I was very lucky that my that my parents sort of allowed us a lot of freedom. My upbringing was probably not the normal kind. My father was a very eccentric psychiatrist who actually believed very strongly in allowing hi children a lot of freedom and to make their own mistakes and to learn by them. We were never told to do or not to do something. It was a very sort of unusual way of bringing up children. We used to go on family holidays, my dad would drive this car like all over Europe, us three siblings all stuffed into the back of this car. And he was obsessional about seeing every single thing in the Michelin Guide. So we’d go from church to altarpiece to ruin to whatever, literally the whole day was just spent driving and stopping, driving, driving, driving, driving, and then we’d pitch the tent at night. And then the next morning would be up at six o’clock, tent down, back in the car, seeing everything we could possibly see. That was very much instilled in us at a young age.

That does seem like a very early lesson in being bold.
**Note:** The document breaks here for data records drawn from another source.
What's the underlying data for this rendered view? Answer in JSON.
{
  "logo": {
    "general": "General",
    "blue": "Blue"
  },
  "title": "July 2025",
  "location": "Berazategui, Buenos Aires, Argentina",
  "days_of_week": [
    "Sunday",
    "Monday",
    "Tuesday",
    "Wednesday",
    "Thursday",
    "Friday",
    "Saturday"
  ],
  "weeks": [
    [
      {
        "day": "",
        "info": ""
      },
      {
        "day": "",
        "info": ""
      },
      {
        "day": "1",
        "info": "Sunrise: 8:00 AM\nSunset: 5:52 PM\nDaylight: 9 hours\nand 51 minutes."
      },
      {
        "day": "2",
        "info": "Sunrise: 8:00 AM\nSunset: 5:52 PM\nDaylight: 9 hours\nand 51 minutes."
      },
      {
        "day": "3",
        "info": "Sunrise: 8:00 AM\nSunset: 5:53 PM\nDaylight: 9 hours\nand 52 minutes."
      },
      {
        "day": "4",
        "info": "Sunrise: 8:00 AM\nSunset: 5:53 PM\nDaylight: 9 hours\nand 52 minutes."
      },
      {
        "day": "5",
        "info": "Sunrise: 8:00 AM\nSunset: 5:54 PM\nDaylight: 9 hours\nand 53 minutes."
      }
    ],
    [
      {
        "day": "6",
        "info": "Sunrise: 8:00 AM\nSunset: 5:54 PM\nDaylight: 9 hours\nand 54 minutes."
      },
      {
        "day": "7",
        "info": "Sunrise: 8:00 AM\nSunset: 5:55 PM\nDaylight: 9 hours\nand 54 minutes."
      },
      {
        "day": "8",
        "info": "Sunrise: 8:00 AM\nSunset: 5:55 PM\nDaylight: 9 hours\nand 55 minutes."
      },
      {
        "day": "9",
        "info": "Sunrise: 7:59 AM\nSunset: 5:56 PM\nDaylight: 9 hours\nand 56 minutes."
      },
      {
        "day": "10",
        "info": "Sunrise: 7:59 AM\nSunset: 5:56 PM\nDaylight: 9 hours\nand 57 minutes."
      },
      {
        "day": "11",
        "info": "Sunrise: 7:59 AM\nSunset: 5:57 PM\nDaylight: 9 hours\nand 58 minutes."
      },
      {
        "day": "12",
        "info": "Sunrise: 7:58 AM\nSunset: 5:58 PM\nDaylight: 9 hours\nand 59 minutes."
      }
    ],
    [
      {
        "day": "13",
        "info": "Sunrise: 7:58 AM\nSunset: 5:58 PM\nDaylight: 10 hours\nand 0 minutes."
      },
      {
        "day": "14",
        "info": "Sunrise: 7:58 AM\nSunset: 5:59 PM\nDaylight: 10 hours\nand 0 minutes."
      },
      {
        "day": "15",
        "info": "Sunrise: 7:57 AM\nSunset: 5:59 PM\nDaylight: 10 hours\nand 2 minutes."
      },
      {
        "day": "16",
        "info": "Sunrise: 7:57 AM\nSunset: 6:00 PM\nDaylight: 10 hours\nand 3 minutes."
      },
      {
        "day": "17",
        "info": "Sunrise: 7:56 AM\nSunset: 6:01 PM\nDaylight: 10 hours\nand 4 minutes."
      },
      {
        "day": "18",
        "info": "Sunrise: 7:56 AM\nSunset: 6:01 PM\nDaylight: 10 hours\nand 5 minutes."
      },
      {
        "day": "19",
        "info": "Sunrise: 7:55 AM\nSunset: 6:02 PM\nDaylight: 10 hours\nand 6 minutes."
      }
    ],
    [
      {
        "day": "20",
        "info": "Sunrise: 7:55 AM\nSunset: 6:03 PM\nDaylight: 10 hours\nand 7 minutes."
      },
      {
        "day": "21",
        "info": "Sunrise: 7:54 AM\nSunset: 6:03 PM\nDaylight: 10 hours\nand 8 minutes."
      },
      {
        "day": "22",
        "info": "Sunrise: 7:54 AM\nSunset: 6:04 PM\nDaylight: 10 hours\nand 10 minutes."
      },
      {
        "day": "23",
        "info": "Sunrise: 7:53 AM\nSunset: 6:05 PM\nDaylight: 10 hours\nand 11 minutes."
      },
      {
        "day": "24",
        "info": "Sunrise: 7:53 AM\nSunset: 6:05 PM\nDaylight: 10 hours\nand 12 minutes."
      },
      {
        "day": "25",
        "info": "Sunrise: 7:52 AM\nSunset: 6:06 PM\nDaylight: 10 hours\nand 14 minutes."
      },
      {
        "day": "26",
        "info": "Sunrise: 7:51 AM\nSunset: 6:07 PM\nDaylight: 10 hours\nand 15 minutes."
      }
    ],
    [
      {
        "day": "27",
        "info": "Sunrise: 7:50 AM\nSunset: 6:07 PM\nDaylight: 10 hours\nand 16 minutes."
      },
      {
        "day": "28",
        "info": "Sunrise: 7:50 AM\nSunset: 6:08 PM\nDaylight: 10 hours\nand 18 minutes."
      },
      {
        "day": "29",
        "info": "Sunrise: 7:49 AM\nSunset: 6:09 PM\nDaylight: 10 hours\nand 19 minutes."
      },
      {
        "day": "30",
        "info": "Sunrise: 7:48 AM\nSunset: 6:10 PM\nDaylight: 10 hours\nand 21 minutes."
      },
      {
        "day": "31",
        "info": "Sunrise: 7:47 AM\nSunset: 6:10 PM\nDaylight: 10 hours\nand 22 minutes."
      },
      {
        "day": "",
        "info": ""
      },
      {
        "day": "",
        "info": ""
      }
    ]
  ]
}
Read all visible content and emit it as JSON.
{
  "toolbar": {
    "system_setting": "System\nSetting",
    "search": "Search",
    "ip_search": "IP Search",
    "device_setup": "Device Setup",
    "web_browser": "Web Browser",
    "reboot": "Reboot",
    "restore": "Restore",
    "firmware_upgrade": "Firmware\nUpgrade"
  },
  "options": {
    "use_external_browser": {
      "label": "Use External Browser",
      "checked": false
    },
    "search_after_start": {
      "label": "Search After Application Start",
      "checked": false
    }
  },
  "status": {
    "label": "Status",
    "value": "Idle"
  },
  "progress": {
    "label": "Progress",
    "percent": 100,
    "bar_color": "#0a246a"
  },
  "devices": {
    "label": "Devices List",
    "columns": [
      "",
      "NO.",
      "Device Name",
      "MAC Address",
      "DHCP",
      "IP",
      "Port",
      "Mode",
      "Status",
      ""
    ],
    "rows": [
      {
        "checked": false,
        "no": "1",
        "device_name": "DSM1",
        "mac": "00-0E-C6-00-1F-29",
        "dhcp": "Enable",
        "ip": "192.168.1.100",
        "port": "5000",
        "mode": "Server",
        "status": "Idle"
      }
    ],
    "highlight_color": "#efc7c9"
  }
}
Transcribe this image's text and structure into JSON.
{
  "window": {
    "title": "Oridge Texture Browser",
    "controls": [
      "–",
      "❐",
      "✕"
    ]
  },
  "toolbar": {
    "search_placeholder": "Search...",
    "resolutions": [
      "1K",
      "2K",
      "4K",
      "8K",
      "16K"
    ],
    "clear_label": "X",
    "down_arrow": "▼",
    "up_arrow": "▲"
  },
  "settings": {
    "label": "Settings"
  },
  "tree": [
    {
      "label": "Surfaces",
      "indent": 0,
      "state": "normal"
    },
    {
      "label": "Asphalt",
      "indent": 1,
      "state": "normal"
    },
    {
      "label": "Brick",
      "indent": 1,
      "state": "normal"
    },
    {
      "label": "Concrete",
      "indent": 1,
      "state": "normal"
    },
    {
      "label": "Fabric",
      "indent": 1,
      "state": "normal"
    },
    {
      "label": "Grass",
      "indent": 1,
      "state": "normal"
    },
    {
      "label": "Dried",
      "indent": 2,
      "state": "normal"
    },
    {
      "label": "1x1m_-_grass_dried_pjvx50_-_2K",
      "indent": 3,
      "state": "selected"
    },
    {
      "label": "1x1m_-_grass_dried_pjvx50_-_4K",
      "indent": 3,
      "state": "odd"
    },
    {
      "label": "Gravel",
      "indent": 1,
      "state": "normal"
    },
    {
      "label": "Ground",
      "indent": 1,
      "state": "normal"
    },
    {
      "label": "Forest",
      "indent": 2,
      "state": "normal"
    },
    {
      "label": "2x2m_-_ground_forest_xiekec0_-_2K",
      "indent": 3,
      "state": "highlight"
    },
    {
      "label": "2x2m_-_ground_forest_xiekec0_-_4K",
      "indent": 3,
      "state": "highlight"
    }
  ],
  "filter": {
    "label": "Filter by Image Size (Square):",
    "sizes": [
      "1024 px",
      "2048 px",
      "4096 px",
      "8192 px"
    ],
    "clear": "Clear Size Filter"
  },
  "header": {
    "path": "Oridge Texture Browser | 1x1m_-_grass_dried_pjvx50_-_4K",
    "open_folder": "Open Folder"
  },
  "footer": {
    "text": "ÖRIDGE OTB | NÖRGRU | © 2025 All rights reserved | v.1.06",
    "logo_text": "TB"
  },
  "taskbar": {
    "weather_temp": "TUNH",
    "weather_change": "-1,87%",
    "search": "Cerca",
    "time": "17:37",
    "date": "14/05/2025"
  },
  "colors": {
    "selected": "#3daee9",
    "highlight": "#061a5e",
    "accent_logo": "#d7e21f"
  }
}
Traveling was quite normal to us I suppose, because it was something we did every single summer holidays. That instilled this inquiring mind to find out about the world, about other countries and everything. Combined with my parents’ attitude to give us as much freedom as we could possibly have wanted, I think that provided me with a good frame of mind. In my early 20s, I wasn’t frightened of going out and venturing out on my own. I felt quite confident that it was a kind of a normal thing to sort of do. I rode a motorbike. I wanted to see the world. I was at a kind of stage in my life where I didn’t really know what I wanted to do. Riding my bike around the world wasn’t really a big thing. In my mind, I just kind of went and did it.

Can you recall the first moment when you really got aware of motorcycling culture?

When I started riding bikes, it really was just a sort of cheap and easy way to get around London. I was expelled from school when I was 16, which actually was a good thing. My parents enrolled me in a college in London to finish off my A levels, which was my kind of exams for me going to university. There I met this group of bikers, and that was my first introduction to motorcyclists to motorbikes, and a friend sold me his little Yamaha 100. That was my first motorbike. It was simply used to get around London, it was cheap, it was easy, it was fast, it was efficient. I really did see it as just a mode of transport. Later I bought myself a slightly bigger bike, a 250. I passed my test on it; back then in the UK, you could ride a bike up to 250 without taking any test at all. That sounds crazy now, but it’s the way it was in.

And you proceeded from there?